Addendum 3: Pistorius was acquitted of murder but convicted of manslaughter. A reasonable verdict under the circumstances. However the judge made comments which go to the effectiveness of Nel’s cross examination. The judge heavily criticized Pistorius as a “very poor witness” who was evasive in his testimony during the trial. He “failed to listen carefully to questions put to him, giving the impression that he was more worried about the impact his answers might cause,” the judge ruled. When contradictions were pointed out to him “he often blamed his legal team.” “Pistorius was initially composed, but lost composure under cross-examination. Often a question requiring a straightforward answer turned into a point of debate about what another witness said or did. He often blamed his legal team for the oversight.” In many legal circles while Nel has been criticized for being heavy-handed and brutally argumentative it seems his tactics were effective. At least under South African law. In the US in front of a judge and jury I doubt it.


Addendum 4: 9/18/15 – Oscar Pistorius has served 10 months of his prison sentence and he is now eligible for parole. Pistorius is ‘frail, gaunt and broken.’ His friend Mike Azzie, who has known Pistorius since he was a boy, said he was ‘living a nightmare’ in prison. ‘He was very frail. He was far more subdued, very quiet and humble.’ Mr Azzie described him as ‘broken, scared and living a nightmare.’ He added: ‘It was a very emotional experience for me. I was emotionally disturbed. When I walked out my wife and I looked at each other and burst out crying’.


Addendum 5:

A South African appeals court on December 2, 2015 convicted Pistorius of murder, overturning a lower court’s conviction on the lesser charge of manslaughter. Justice Lorimer Eric Leach of the Supreme Court of Appeal delivered the ruling by the five-judge appeals court in Bloemfontein and directed the trial court, the North Gauteng High Court, to impose sentence. Leach said regardless of who might have been behind the door, Pistorius should have known someone could be killed if he fired. The identity of his victim is irrelevant to his guilt,” the judge said. Under the concept of “dolus eventualis” in South African law, a person can be convicted of murder if they foresaw the possibility of someone dying through their actions and went ahead anyway. “I have no doubt that, in firing the fatal shots, the accused must have foreseen, and therefore did foresee, that whoever was behind the toilet door might die, but reconciled himself to that event occurring and gambled with that person’s life,” Judge Leach said. “This constituted dolus eventualis on his part, and the identity of his victim is irrelevant to his guilt.”

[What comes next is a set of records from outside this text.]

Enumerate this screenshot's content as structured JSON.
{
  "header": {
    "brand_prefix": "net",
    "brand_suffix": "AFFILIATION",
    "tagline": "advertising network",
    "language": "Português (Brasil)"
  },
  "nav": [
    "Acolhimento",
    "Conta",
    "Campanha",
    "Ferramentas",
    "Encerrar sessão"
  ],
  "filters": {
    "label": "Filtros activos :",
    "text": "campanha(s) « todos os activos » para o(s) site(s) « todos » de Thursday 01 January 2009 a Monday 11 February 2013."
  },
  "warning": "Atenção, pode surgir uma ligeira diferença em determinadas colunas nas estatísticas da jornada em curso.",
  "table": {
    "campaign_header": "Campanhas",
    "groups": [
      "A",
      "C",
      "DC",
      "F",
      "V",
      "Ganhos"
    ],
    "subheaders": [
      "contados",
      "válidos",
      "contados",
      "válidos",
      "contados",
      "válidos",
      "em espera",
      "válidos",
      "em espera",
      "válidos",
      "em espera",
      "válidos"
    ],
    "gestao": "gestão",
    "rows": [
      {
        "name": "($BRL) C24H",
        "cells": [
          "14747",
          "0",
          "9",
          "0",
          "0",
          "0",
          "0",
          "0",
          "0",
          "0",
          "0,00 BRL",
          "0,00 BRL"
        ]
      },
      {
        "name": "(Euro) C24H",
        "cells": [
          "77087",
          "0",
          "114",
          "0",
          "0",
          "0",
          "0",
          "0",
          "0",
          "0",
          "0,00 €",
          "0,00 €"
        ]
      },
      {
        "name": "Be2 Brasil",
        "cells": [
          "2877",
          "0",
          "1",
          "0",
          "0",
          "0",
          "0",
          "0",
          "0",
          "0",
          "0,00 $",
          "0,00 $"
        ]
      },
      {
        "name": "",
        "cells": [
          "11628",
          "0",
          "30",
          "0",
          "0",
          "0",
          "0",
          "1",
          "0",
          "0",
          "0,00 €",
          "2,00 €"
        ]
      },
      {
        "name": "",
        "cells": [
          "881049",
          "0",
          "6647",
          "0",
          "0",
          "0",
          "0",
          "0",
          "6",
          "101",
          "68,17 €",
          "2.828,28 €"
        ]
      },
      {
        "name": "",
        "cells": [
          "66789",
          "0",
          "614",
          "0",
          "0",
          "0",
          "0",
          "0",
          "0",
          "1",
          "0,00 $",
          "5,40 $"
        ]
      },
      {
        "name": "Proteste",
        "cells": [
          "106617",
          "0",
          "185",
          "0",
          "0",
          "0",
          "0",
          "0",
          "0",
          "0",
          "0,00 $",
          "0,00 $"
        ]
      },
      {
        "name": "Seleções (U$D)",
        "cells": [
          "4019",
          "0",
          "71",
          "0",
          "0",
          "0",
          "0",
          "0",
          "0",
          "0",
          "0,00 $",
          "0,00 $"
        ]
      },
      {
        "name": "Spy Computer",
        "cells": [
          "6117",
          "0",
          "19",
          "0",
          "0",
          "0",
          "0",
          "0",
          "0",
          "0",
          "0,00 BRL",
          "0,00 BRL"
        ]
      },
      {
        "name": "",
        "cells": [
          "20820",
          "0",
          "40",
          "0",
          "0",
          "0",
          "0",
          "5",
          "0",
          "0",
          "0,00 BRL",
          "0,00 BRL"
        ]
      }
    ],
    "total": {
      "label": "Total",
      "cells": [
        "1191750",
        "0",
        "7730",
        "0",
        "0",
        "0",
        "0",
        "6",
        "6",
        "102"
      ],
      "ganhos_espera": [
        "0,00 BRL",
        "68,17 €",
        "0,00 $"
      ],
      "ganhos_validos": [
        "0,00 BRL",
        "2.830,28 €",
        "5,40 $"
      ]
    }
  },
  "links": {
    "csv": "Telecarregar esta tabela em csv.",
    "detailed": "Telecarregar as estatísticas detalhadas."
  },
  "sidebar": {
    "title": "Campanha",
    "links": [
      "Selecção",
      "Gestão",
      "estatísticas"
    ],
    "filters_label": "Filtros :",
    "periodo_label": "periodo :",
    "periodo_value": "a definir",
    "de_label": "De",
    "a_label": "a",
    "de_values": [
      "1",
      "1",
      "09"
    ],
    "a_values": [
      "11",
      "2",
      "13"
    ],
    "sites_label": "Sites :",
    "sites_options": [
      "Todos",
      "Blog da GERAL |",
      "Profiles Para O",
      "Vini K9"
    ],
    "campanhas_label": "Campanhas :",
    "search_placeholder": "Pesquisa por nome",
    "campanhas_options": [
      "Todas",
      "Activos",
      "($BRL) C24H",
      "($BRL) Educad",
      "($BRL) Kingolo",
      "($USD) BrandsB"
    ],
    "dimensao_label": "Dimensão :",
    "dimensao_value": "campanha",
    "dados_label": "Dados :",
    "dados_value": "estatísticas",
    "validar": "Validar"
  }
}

“As a result of the error of laws referred to and on a proper appraisal of the facts, he ought to have been convicted not of culpable homicide on that count but of murder,” Judge Eric Leach said.